"Gould's Book of Fish" by Richard Flanagan (2001)
"I had begun with the comforting conclusion that books are the tongue of divine wisdom, and had ended only with the thin hunch that all books are grand follies, destined forever to be misunderstood."
This is the second of Richard Flanagan's books to be reviewed here. I read/reviewed The Narrow Road to the Deep North last month.
Published 12 years before The Narrow Road to the Deep North, Gould's Book of Fish is much more lyrical in tone. It begins with the discovery of Gould's book in a junk shop, from there moves to a mythical history of Tasmania, and ends with the kind of tragedy that the Greeks were famous for.
And if you liked The Narrow Road to the Deep North, I can guarantee that you'll love Gould's Book of Fish.

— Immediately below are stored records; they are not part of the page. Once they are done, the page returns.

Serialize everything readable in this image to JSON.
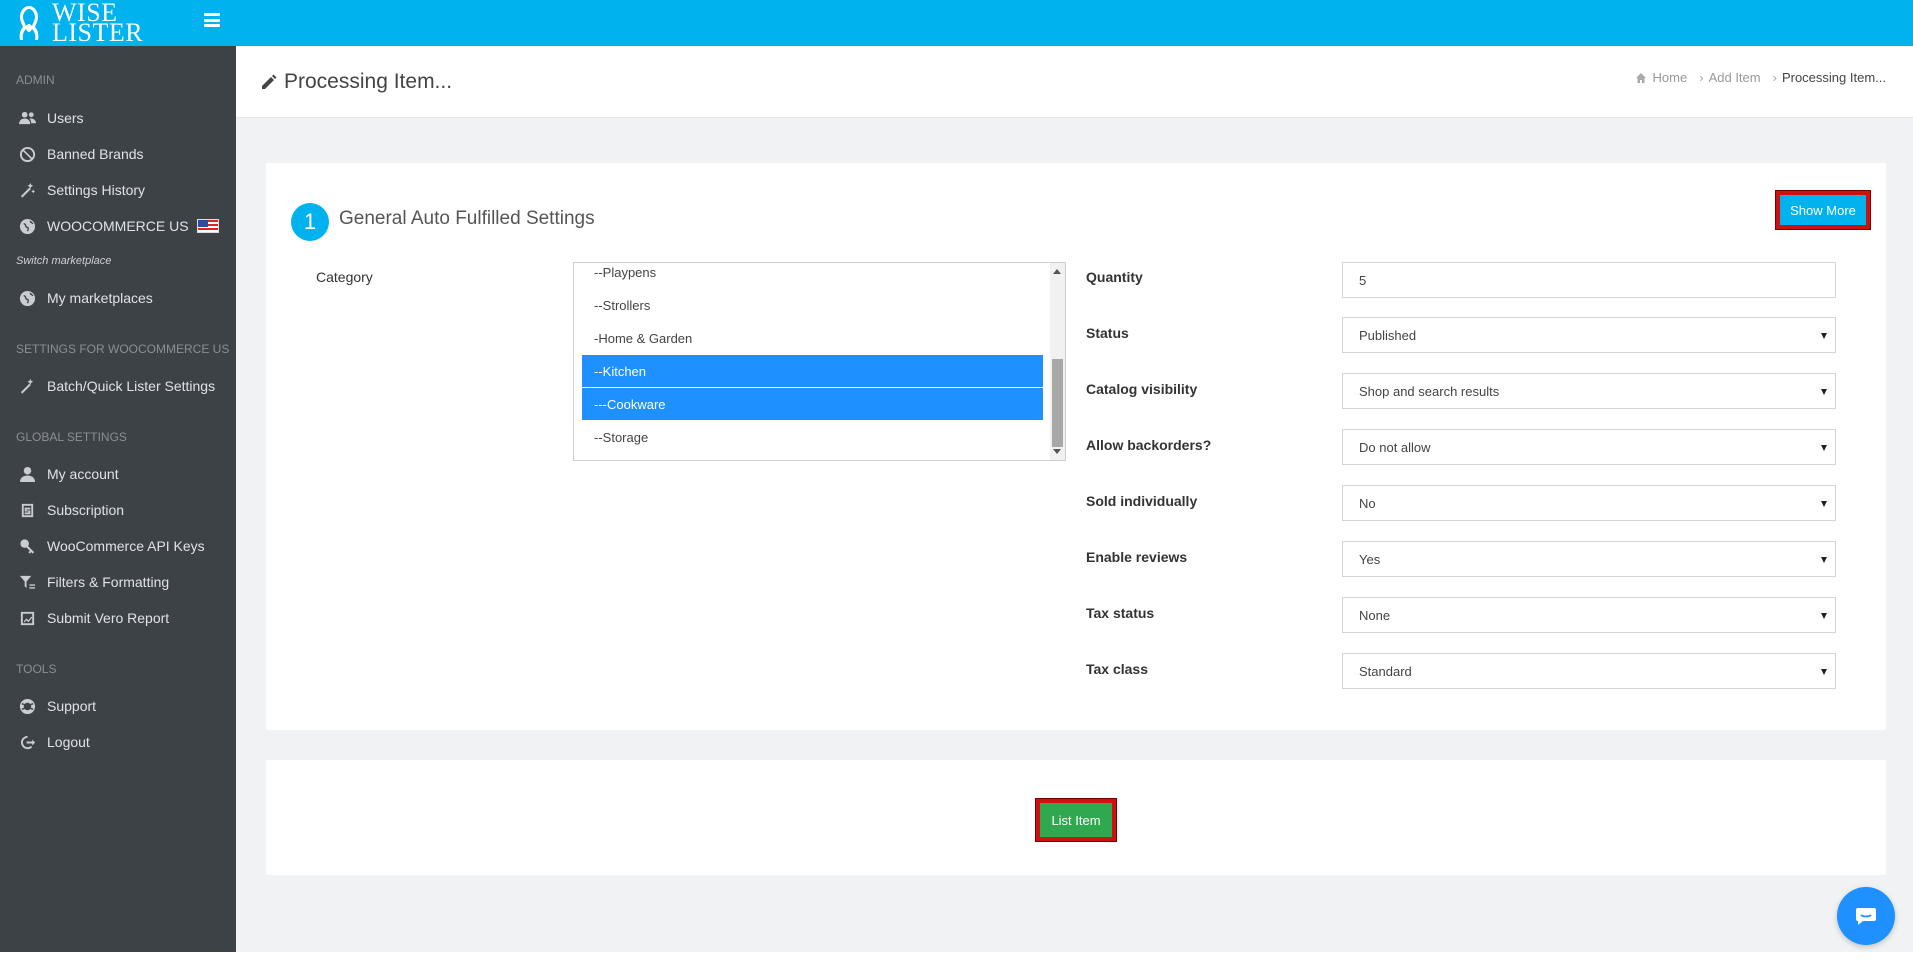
{
  "app": {
    "logo_line1": "WISE",
    "logo_line2": "LISTER"
  },
  "header": {
    "page_title": "Processing Item...",
    "breadcrumb": [
      "Home",
      "Add Item",
      "Processing Item..."
    ]
  },
  "sidebar": {
    "admin_label": "ADMIN",
    "admin_items": [
      {
        "label": "Users",
        "icon": "users-icon"
      },
      {
        "label": "Banned Brands",
        "icon": "banned-icon"
      },
      {
        "label": "Settings History",
        "icon": "wand-icon"
      },
      {
        "label": "WOOCOMMERCE US",
        "icon": "globe-icon"
      }
    ],
    "switch_marketplace": "Switch marketplace",
    "my_marketplaces": "My marketplaces",
    "settings_for_label": "SETTINGS FOR WOOCOMMERCE US",
    "batch_settings": "Batch/Quick Lister Settings",
    "global_label": "GLOBAL SETTINGS",
    "global_items": [
      {
        "label": "My account",
        "icon": "user-icon"
      },
      {
        "label": "Subscription",
        "icon": "subscription-icon"
      },
      {
        "label": "WooCommerce API Keys",
        "icon": "key-icon"
      },
      {
        "label": "Filters & Formatting",
        "icon": "filter-icon"
      },
      {
        "label": "Submit Vero Report",
        "icon": "report-icon"
      }
    ],
    "tools_label": "TOOLS",
    "tools_items": [
      {
        "label": "Support",
        "icon": "support-icon"
      },
      {
        "label": "Logout",
        "icon": "logout-icon"
      }
    ]
  },
  "form": {
    "step_number": "1",
    "title": "General Auto Fulfilled Settings",
    "show_more_label": "Show More",
    "category_label": "Category",
    "category_options": [
      {
        "label": "--Playpens",
        "selected": false
      },
      {
        "label": "--Strollers",
        "selected": false
      },
      {
        "label": "-Home & Garden",
        "selected": false
      },
      {
        "label": "--Kitchen",
        "selected": true
      },
      {
        "label": "---Cookware",
        "selected": true
      },
      {
        "label": "--Storage",
        "selected": false
      }
    ],
    "fields": [
      {
        "label": "Quantity",
        "value": "5",
        "type": "input"
      },
      {
        "label": "Status",
        "value": "Published",
        "type": "select"
      },
      {
        "label": "Catalog visibility",
        "value": "Shop and search results",
        "type": "select"
      },
      {
        "label": "Allow backorders?",
        "value": "Do not allow",
        "type": "select"
      },
      {
        "label": "Sold individually",
        "value": "No",
        "type": "select"
      },
      {
        "label": "Enable reviews",
        "value": "Yes",
        "type": "select"
      },
      {
        "label": "Tax status",
        "value": "None",
        "type": "select"
      },
      {
        "label": "Tax class",
        "value": "Standard",
        "type": "select"
      }
    ],
    "list_item_label": "List Item"
  },
  "colors": {
    "accent": "#00b3ee",
    "sidebar_bg": "#3d4247",
    "selection": "#1e90ff",
    "success": "#2fa84f",
    "highlight_border": "#cc1111"
  }
}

It's everything that The Narrow Road is and more: the doomed infrastructure project, the fire near the end, and the tragedy of human suffering painted against the paradoxical/beautiful nature of our existence. It's all here, but Gould's Book of Fish does a far better job of covering similar territory in a different century. It's sad and whimsical, and when the various story threads come together it's truly something to behold.
If I have a complaint about this book, it's that it moves a bit slowly, but then again the slow parts help build up momentum for the big finish. Even the greatest novels are slow at times, and it is often the case that these "slow" bits give to the novel a weight it wouldn't otherwise have. A great book should feel like a journey, right down to the parts where your legs get tired, and you wonder when you'll finally get there.
I have the feeling that The Narrow Road to the Deep North was much better received than Gould's Book of Fish, but I also think that it will be for his book of fish that Richard Flanagan is best remembered. The Narrow Road to the Deep North might be a triumph of research, but Gould's Book of Fish was both a labor of love and a truly original work of fiction.